Data for review: Begin
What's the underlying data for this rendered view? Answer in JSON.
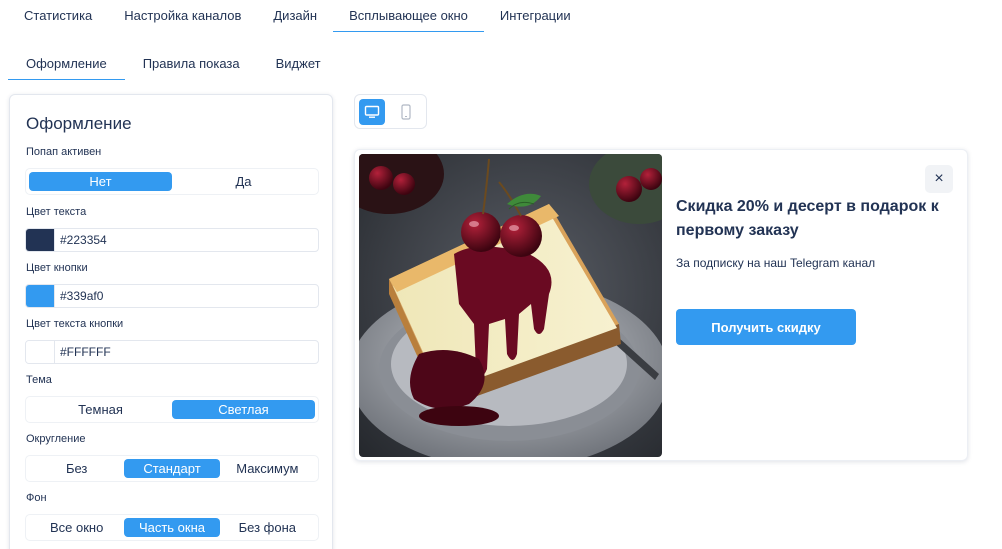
{
  "top_tabs": [
    "Статистика",
    "Настройка каналов",
    "Дизайн",
    "Всплывающее окно",
    "Интеграции"
  ],
  "top_tabs_active": "Всплывающее окно",
  "sub_tabs": [
    "Оформление",
    "Правила показа",
    "Виджет"
  ],
  "sub_tabs_active": "Оформление",
  "panel": {
    "title": "Оформление",
    "popup_active": {
      "label": "Попап активен",
      "options": [
        "Нет",
        "Да"
      ],
      "selected": "Нет"
    },
    "text_color": {
      "label": "Цвет текста",
      "value": "#223354"
    },
    "button_color": {
      "label": "Цвет кнопки",
      "value": "#339af0"
    },
    "button_text_color": {
      "label": "Цвет текста кнопки",
      "value": "#FFFFFF"
    },
    "theme": {
      "label": "Тема",
      "options": [
        "Темная",
        "Светлая"
      ],
      "selected": "Светлая"
    },
    "rounding": {
      "label": "Округление",
      "options": [
        "Без",
        "Стандарт",
        "Максимум"
      ],
      "selected": "Стандарт"
    },
    "background": {
      "label": "Фон",
      "options": [
        "Все окно",
        "Часть окна",
        "Без фона"
      ],
      "selected": "Часть окна"
    }
  },
  "device_toggle": {
    "options": [
      "desktop-icon",
      "mobile-icon"
    ],
    "selected": "desktop-icon"
  },
  "preview": {
    "image": "cheesecake-with-cherry-sauce",
    "title": "Скидка 20% и десерт в подарок к первому заказу",
    "subtitle": "За подписку на наш Telegram канал",
    "cta_label": "Получить скидку",
    "close_symbol": "×"
  },
  "colors": {
    "accent": "#339af0",
    "text": "#223354",
    "border": "#e3e7ee"
  }
}
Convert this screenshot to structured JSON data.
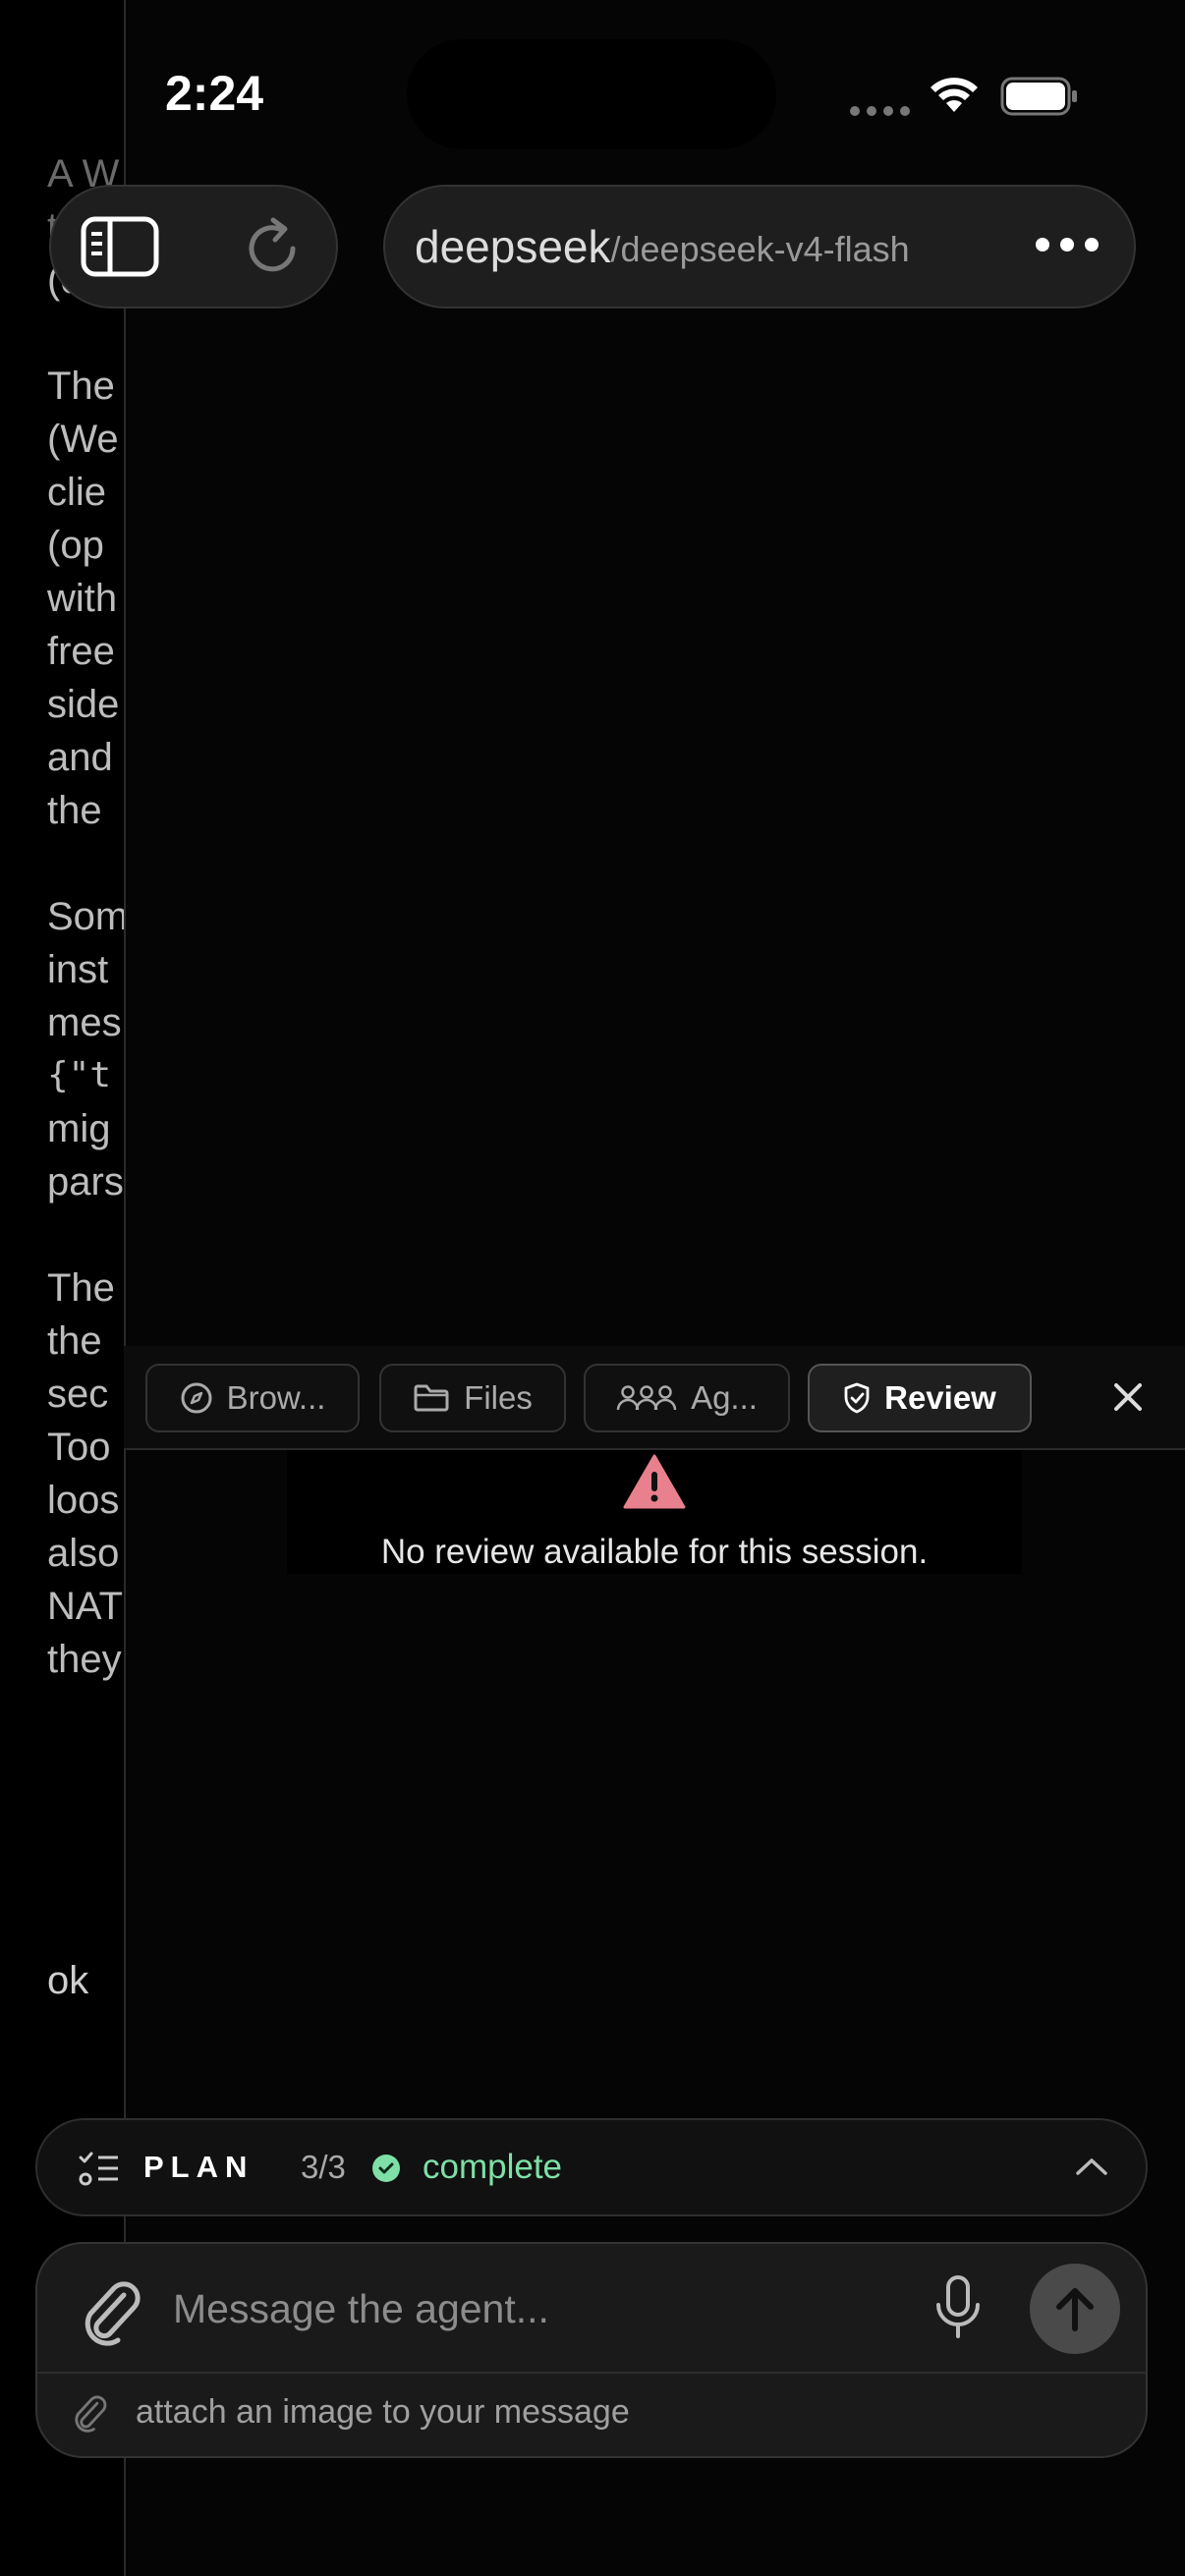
{
  "status_bar": {
    "time": "2:24"
  },
  "background_chat": {
    "paragraphs": [
      [
        "A W",
        "t",
        "(con"
      ],
      [
        "The",
        "(We",
        "clie",
        "(op",
        "with",
        "free",
        "side",
        "and",
        "the"
      ],
      [
        "Som",
        "inst",
        "mes",
        "{\"t",
        "mig",
        "pars"
      ],
      [
        "The",
        "the",
        "sec",
        "Too",
        "loos",
        "also",
        "NAT",
        "they"
      ]
    ],
    "last_message": "ok"
  },
  "url_bar": {
    "brand": "deepseek",
    "model": "/deepseek-v4-flash"
  },
  "tabs": [
    {
      "label": "Brow...",
      "icon": "compass-icon",
      "active": false
    },
    {
      "label": "Files",
      "icon": "folder-icon",
      "active": false
    },
    {
      "label": "Ag...",
      "icon": "agents-icon",
      "active": false
    },
    {
      "label": "Review",
      "icon": "shield-check-icon",
      "active": true
    }
  ],
  "review": {
    "message": "No review available for this session."
  },
  "plan": {
    "label": "PLAN",
    "count": "3/3",
    "status": "complete"
  },
  "composer": {
    "placeholder": "Message the agent...",
    "hint": "attach an image to your message"
  },
  "colors": {
    "accent_green": "#7ee0a6",
    "warning": "#e8808d",
    "background": "#000000"
  }
}
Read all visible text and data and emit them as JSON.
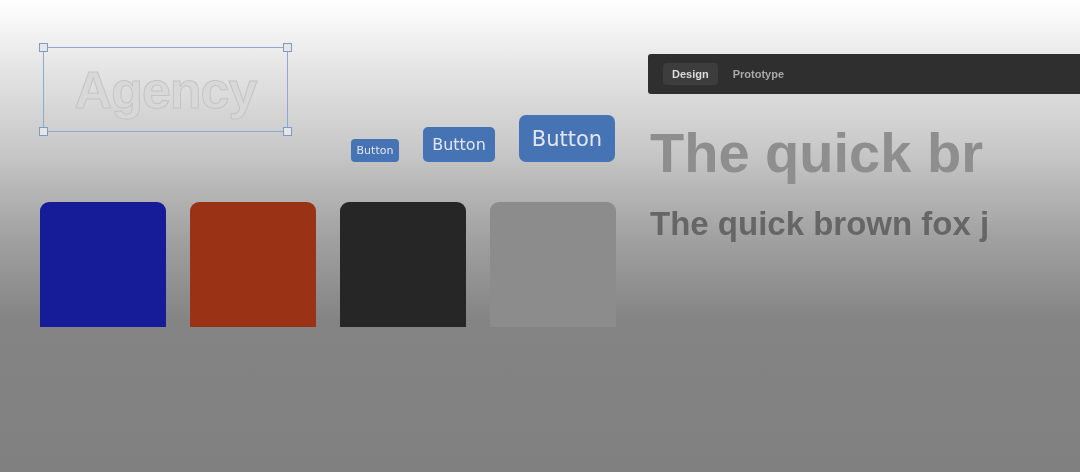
{
  "canvas_text": "Agency",
  "buttons": [
    {
      "label": "Button",
      "kind": "small"
    },
    {
      "label": "Button",
      "kind": "medium"
    },
    {
      "label": "Button",
      "kind": "large"
    }
  ],
  "swatches": [
    {
      "color": "#161c98"
    },
    {
      "color": "#9a3316"
    },
    {
      "color": "#262626"
    },
    {
      "color": "#8c8c8c"
    }
  ],
  "tabs": [
    {
      "label": "Design",
      "selected": true
    },
    {
      "label": "Prototype",
      "selected": false
    }
  ],
  "headings": [
    {
      "text": "The quick br",
      "kind": "large"
    },
    {
      "text": "The quick brown fox j",
      "kind": "medium"
    }
  ]
}
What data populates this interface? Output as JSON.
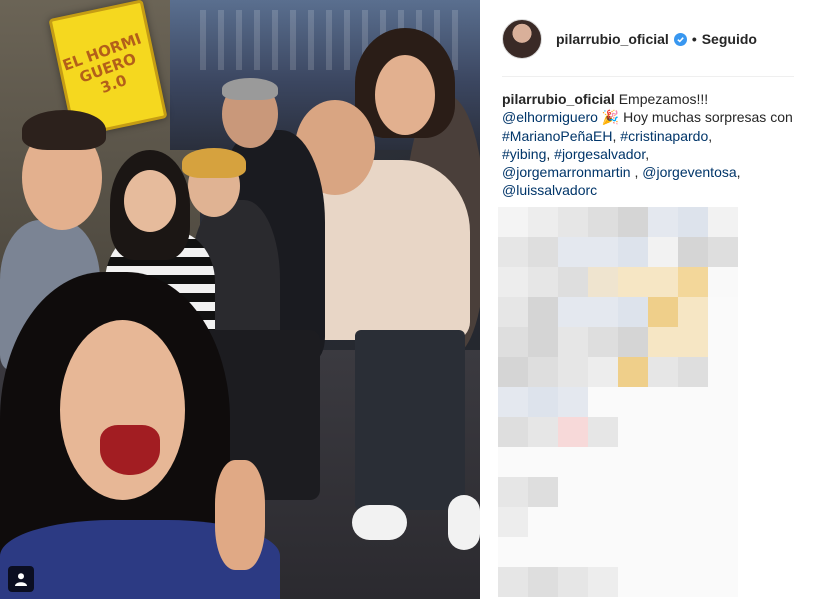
{
  "photo": {
    "sign_text_line1": "EL HORMI",
    "sign_text_line2": "GUERO 3.0",
    "badge_icon": "user-tag-icon"
  },
  "post": {
    "avatar_icon": "profile-avatar",
    "username": "pilarrubio_oficial",
    "verified_icon": "verified-badge-icon",
    "separator": "•",
    "follow_status": "Seguido",
    "caption": {
      "username": "pilarrubio_oficial",
      "intro": "Empezamos!!!",
      "mention_1": "@elhormiguero",
      "emoji": "🎉",
      "text_1": "Hoy muchas sorpresas con",
      "hashtag_1": "#MarianoPeñaEH",
      "sep_1": ",",
      "hashtag_2": "#cristinapardo",
      "sep_2": ",",
      "hashtag_3": "#yibing",
      "sep_3": ",",
      "hashtag_4": "#jorgesalvador",
      "sep_4": ",",
      "mention_2": "@jorgemarronmartin",
      "sep_5": ",",
      "mention_3": "@jorgeventosa",
      "sep_6": ",",
      "mention_4": "@luissalvadorc"
    }
  },
  "colors": {
    "link": "#003569",
    "verified": "#3897f0",
    "text": "#262626"
  }
}
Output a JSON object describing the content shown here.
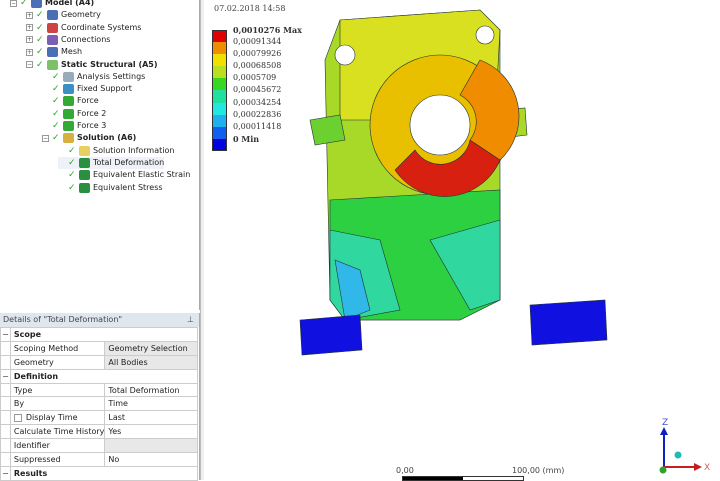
{
  "tree": {
    "items": [
      {
        "label": "Model (A4)",
        "level": 0,
        "bold": true,
        "color": "#4a6fb5"
      },
      {
        "label": "Geometry",
        "level": 1,
        "color": "#4a6fb5"
      },
      {
        "label": "Coordinate Systems",
        "level": 1,
        "color": "#c44"
      },
      {
        "label": "Connections",
        "level": 1,
        "color": "#7a5fb5"
      },
      {
        "label": "Mesh",
        "level": 1,
        "color": "#4a6fb5"
      },
      {
        "label": "Static Structural (A5)",
        "level": 1,
        "bold": true,
        "color": "#7cc06a"
      },
      {
        "label": "Analysis Settings",
        "level": 2,
        "color": "#9ab"
      },
      {
        "label": "Fixed Support",
        "level": 2,
        "color": "#3a8fc5"
      },
      {
        "label": "Force",
        "level": 2,
        "color": "#3a3"
      },
      {
        "label": "Force 2",
        "level": 2,
        "color": "#3a3"
      },
      {
        "label": "Force 3",
        "level": 2,
        "color": "#3a3"
      },
      {
        "label": "Solution (A6)",
        "level": 2,
        "bold": true,
        "color": "#d8b040"
      },
      {
        "label": "Solution Information",
        "level": 3,
        "color": "#e8d060"
      },
      {
        "label": "Total Deformation",
        "level": 3,
        "color": "#2a8f3f",
        "selected": true
      },
      {
        "label": "Equivalent Elastic Strain",
        "level": 3,
        "color": "#2a8f3f"
      },
      {
        "label": "Equivalent Stress",
        "level": 3,
        "color": "#2a8f3f"
      }
    ]
  },
  "details": {
    "title": "Details of \"Total Deformation\"",
    "pin": "⊥",
    "scope": "Scope",
    "scoping_method_label": "Scoping Method",
    "scoping_method": "Geometry Selection",
    "geometry_label": "Geometry",
    "geometry": "All Bodies",
    "definition": "Definition",
    "type_label": "Type",
    "type": "Total Deformation",
    "by_label": "By",
    "by": "Time",
    "display_time_label": "Display Time",
    "display_time": "Last",
    "calc_label": "Calculate Time History",
    "calc": "Yes",
    "identifier_label": "Identifier",
    "identifier": "",
    "suppressed_label": "Suppressed",
    "suppressed": "No",
    "results": "Results"
  },
  "graphics": {
    "date": "07.02.2018 14:58",
    "legend": [
      {
        "label": "0,0010276 Max",
        "color": "#e00000"
      },
      {
        "label": "0,00091344",
        "color": "#f08c00"
      },
      {
        "label": "0,00079926",
        "color": "#f0e000"
      },
      {
        "label": "0,00068508",
        "color": "#b8e020"
      },
      {
        "label": "0,0005709",
        "color": "#38d820"
      },
      {
        "label": "0,00045672",
        "color": "#20e0a0"
      },
      {
        "label": "0,00034254",
        "color": "#20e8e0"
      },
      {
        "label": "0,00022836",
        "color": "#20b0f0"
      },
      {
        "label": "0,00011418",
        "color": "#1060f0"
      },
      {
        "label": "0 Min",
        "color": "#0000e0"
      }
    ],
    "scale_min": "0,00",
    "scale_max": "100,00 (mm)",
    "axis_z": "Z",
    "axis_x": "X"
  }
}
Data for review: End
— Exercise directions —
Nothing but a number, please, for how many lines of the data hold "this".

— Finished exercise —
4